Requesting a Janet Certificate Service Certificate

Eligible organisations may acquire SSL certificates from the Janet Certificate Service. A charge for this service was introduced from 1 May 2013 (see for details).

Certificates issued by the Janet Certificate Service can only be used for non-commercial purposes and may not be used to secure financial transactions.

Janet certificates are not obtained directly from Janet but from a local authorised representative within your own organisation. If you do not know who the representatives within your organisation are, then you will need to find out by approaching your local IT support service. If it turns out that your organisation has not yet joined the Janet Certificate Service, then it will need to sign and return, by fax or post, the Authorised Representative form. The same form should be used if an existing list of representatives is to be changed.

The procedure described below assumes that you have identified a local representative who will handle your certificate request.

Generating the Certificate Signing Request

Using the private key file you made previously (my.key, as described in in our documentation on certificate creation), you must now create a Certificate Signing Request (CSR) containing your public key, the DNS name of the server machine to be certified and the name of your organisation. A CSR file can be generated by openssl:

 openssl req -new -key my.key -out my.csr

When you run this command, openssl should prompt you to input Country Name (GB), your Organisation Name, Organisational Unit Name and Common Name.

  • The Common Name given must be the fully qualified domain name of your Shibboleth server (e.g.,
  • The Organisation Name must exactly match the full formal name of your organisation as known to Janet, which will be checked against public lists of educational organisations. Your local representative should be able to tell you the exact string to use.
  • The Organisational Unit given should reflect any existing practice within your organisation (faculty, department, etc.). Guidelines may be available from your local representative.
  • Finally, openssl may also ask for an email address, a "challenge password" and optional company name, all of which are usually left empty (the default).

Make sure all of the information entered into the Certificate Signing Request is exactly what you want: it can't be changed after the certificate is issued.

Submitting the Request

Once you have made the CSR file, send it to a local authorised representative. You will be asked to specify which 'software stack' your certificate will be running on. Note: If your certificate is intended for use with an IdP you should specify "Apache/ModSSL". Otherwise select an appropriate option; ask your representative for advice if necessary.

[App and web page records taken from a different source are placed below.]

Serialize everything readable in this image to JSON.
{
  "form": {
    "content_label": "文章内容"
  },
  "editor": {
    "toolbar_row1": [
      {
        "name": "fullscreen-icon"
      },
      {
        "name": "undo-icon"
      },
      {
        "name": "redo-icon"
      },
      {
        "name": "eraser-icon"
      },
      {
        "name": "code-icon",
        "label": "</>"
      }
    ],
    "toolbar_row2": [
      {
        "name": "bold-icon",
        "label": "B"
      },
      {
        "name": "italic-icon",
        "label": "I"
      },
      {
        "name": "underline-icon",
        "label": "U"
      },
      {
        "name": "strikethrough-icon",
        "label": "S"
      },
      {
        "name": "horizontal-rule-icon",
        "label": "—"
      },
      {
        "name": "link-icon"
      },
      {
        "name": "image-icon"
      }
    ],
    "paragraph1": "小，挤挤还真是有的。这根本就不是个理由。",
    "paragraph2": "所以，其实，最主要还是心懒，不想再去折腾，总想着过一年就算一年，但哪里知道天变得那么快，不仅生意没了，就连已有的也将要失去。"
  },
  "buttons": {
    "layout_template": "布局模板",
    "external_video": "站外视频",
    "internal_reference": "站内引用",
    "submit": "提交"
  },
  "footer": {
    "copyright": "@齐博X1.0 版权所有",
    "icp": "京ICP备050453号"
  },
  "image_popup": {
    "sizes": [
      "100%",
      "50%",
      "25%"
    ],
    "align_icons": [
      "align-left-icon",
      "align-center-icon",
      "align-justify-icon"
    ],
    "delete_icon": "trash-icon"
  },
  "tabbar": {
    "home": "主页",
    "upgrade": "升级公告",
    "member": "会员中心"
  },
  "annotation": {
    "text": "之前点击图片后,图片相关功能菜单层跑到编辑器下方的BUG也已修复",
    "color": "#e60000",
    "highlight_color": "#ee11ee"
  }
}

The Janet Certificate Service provides authorised representatives with access to a password-controlled web interface. Once a representative has received a correctly specified CSR, he or she can submit the request via the interface and be issued with the appropriate certificate in .crt format directly. However, the normal mechanism will be for the user requesting the certificate to specify an email address, and to have the certificate and associated information delivered in due course via email.

Assuming you are following this route, you will be sent, as an email attachment, a zip file containing your signed certificate, and three other certificates comprising the chain of intermediate certificates required to validate your certificate. The 'software stack' information which you specified when making the request is used to select an appropriate format within the zip file for the certificate and its associated intermediate certificates. Specifying a software stack of "Apache/ModSSL", as recommended, will result in an attached zip file containing a .crt file for the issued certificate and a .ca-bundle containing the intermediate (chaining) certificates.

Once you have received the signed certificate, you can proceed to register identity or service providers with the UK federation using that certificate. Details for specifying the intermediate certificates in your configuration are contained in the various entity 'set up' pages.